— Instructions to follow —
With the string "JSON" as the filter, copy each matching line from the records.

— Excerpted data —
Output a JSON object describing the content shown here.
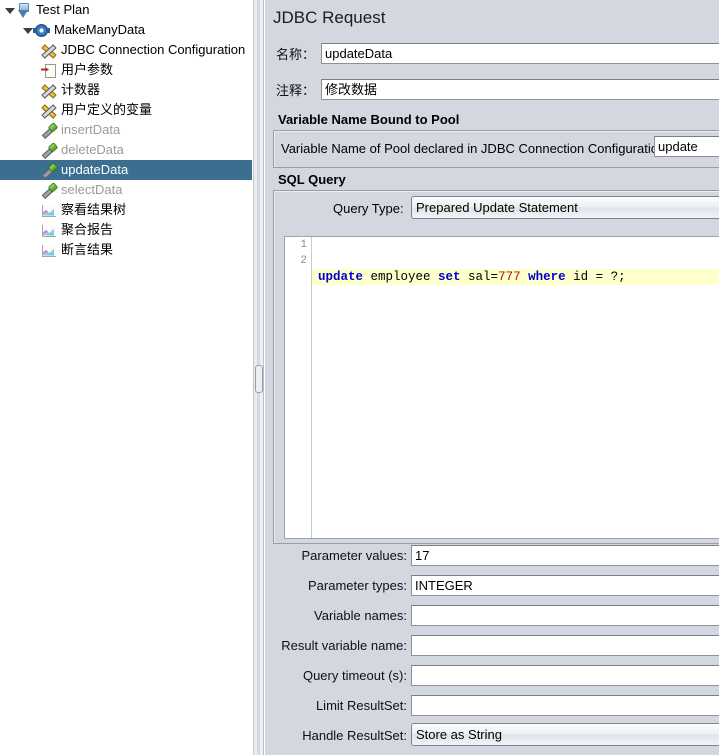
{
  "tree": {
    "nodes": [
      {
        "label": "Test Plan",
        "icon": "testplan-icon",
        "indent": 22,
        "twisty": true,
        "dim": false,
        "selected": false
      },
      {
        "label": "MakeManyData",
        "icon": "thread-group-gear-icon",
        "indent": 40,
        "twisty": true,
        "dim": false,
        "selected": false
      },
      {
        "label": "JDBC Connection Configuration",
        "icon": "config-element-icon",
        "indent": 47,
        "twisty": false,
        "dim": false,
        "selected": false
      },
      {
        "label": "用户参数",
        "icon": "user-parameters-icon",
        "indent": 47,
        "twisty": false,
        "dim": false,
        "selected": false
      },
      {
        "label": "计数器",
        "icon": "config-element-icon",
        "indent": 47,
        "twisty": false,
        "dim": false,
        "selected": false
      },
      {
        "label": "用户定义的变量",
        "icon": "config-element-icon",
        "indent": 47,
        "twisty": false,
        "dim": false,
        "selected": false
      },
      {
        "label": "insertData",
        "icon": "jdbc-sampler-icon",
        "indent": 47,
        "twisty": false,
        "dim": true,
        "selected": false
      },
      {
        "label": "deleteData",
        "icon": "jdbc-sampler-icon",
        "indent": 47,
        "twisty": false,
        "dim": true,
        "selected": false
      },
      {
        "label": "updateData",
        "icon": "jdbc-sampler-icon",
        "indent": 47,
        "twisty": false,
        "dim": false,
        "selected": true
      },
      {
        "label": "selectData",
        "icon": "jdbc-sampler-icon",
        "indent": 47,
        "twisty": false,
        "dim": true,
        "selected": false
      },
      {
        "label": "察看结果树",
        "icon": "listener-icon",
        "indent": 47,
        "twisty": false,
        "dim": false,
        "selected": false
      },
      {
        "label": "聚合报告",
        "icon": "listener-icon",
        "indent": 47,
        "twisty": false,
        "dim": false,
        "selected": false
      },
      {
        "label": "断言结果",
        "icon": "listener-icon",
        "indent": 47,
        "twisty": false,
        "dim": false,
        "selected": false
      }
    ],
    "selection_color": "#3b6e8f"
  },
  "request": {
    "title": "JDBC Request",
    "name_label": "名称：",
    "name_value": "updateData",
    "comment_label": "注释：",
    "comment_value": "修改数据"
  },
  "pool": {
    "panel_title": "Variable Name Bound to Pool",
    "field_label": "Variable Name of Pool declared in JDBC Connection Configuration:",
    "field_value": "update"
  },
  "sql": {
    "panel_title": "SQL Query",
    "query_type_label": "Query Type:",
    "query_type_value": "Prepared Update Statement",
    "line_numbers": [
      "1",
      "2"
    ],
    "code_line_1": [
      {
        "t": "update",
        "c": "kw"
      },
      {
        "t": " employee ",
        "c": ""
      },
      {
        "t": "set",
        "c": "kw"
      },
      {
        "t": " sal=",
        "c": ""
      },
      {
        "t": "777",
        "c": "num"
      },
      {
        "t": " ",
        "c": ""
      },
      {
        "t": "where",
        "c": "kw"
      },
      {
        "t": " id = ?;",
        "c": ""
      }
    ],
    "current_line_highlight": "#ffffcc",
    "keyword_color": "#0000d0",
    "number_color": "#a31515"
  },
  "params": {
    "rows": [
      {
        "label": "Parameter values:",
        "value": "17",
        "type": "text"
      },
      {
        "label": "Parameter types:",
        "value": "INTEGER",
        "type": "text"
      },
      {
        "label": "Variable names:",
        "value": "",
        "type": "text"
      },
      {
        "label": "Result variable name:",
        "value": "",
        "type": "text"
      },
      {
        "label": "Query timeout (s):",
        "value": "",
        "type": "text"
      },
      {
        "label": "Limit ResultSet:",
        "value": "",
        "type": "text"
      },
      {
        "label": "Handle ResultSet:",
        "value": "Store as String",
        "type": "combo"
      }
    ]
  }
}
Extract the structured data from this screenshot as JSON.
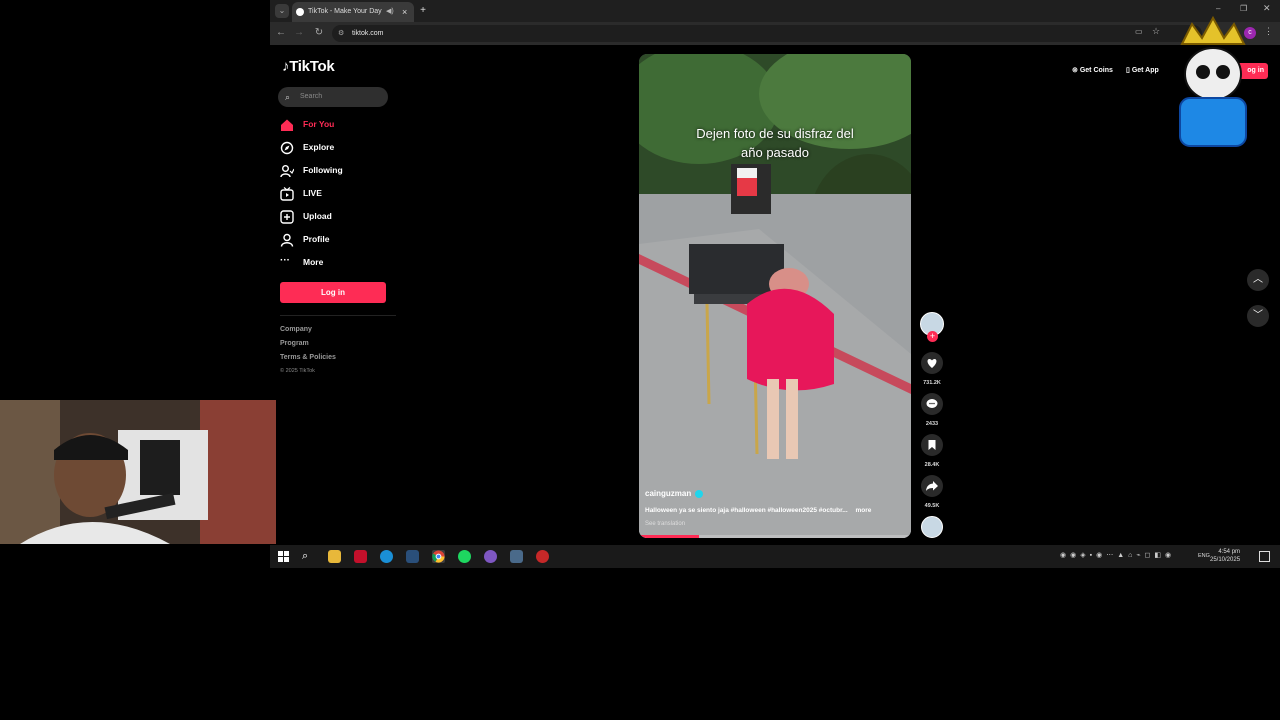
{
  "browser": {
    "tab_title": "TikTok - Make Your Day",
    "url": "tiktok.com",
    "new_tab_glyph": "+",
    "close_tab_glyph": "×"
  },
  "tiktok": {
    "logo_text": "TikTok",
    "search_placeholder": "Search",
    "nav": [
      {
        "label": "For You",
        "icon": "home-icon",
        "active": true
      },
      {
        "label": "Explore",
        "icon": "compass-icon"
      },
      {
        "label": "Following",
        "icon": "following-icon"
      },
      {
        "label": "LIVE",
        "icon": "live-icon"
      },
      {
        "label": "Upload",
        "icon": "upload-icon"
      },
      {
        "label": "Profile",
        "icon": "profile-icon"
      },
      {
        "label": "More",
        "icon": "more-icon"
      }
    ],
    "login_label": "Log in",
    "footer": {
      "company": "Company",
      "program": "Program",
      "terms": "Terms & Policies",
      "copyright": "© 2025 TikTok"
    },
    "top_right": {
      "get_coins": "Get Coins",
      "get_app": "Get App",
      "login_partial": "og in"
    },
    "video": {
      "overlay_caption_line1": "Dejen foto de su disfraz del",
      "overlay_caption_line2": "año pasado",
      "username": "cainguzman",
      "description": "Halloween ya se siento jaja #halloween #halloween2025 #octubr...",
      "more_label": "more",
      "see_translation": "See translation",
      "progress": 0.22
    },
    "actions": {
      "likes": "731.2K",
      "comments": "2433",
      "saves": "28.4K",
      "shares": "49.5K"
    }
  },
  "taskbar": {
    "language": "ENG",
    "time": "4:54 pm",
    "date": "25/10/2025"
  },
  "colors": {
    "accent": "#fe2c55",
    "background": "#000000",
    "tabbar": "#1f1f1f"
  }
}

— Reply —
Output a JSON object describing the content shown here.
Extract the structured data from this screenshot as JSON.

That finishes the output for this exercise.